Life here, for the city’s local residents, I’m sure, has its fair share of everyday frustrations. For them, life is likely not without the mundane. Wherever we are, daily errands and the mind-boggling minutiae of adult life are surely inescapable. But for me, an outsider, confined to the northern hemisphere for the first quarter-century of my existence, daily life here is imbued with a shade of magic. There’s a storybook quality to the warm clotted air, to the omnipresent greenery, mangoes ripening on the bough, to the nightly rainstorms and the coy geckos who like to bathe in full sun, but leap out of view as soon as they sense footsteps. It is a world I knew for years only in books: jasmine blooms and rain trees, bent over highways, their branches spread like folded limb over folded limb.
On the taxi ride from Changi airport to my father’s office, and then on to the apartment, I sat mesmerised in the back seat as if seeing it all again for the very first time, willing my jetlagged lids to stay open, to soak it all in. I’ve never seen a country where the motorways, even, are so intoxicating and so intentional, where even overpasses are built altruistically, with shade for residents in mind, where posies of bougainvillea in every magenta shade overhang the streets, where an umbrella-like canopy of green spreads above the sidewalk to provide respite from the tropical sun.

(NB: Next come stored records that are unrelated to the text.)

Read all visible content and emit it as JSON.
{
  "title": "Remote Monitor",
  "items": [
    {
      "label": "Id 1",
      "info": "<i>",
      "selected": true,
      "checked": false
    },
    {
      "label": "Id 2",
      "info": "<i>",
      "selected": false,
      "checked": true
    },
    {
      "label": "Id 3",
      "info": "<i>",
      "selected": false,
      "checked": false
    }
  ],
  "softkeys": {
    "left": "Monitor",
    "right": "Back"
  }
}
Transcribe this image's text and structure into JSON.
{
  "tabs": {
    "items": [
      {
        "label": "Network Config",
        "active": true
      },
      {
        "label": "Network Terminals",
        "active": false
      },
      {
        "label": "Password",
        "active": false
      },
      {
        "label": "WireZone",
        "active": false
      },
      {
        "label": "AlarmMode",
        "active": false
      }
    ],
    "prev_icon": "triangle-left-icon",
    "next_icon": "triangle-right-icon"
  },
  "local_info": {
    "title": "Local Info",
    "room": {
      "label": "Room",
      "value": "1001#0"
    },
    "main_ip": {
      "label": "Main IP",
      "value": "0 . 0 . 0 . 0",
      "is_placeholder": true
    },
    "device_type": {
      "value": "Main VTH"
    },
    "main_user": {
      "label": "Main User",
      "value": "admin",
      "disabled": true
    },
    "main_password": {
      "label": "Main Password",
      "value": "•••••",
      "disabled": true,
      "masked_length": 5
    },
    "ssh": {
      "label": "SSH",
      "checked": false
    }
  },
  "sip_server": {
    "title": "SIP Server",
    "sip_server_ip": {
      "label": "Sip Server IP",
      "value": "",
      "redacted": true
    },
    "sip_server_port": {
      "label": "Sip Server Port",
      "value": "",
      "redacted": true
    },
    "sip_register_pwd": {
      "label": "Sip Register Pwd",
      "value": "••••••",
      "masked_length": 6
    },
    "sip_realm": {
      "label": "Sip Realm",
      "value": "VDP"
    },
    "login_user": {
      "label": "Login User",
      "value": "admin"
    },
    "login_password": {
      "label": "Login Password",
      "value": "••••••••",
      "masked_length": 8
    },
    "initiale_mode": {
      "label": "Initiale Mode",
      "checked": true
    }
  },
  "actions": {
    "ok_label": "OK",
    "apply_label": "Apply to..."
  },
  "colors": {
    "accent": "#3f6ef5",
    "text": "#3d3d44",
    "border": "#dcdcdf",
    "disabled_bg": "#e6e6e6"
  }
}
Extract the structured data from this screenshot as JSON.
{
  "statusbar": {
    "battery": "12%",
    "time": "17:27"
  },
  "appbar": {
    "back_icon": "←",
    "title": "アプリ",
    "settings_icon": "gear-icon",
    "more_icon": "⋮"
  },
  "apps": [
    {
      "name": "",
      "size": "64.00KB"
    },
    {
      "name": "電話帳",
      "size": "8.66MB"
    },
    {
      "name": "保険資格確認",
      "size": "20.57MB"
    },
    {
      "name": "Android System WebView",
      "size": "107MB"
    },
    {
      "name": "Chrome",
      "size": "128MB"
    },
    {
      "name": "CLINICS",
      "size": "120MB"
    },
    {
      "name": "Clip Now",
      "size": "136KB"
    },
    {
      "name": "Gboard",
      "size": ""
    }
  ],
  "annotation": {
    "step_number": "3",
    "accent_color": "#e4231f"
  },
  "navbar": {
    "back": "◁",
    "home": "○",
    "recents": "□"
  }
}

Back in (little) England, the best memories dawdle. The air crisp and clean, like freshly cut grass, after a storm. The smell of satay. The peculiar feeling of boarding a red double decker bus, 6,000 miles from home, and swaying up the stairs as the vehicle swung into motion – just as I do in London. I had to blink to remind myself; we’re not in Kansas anymore. In the moments when this city, this trying work, feel too much, I close my eyes and let the images flash before my eyes – the kissing branches overhead as the taxi speeds beneath the jasmine, the prickle of a jellyfish against my leg as we bathed in crystal-clear waters on Lazarus Island, the burning beating sun on my neck, the first fiery bite of laksa. The way the dawn light paints the sky, peach orange, caramelised, not burnt but simmering.
(photos) on digital | Singapore | March 2017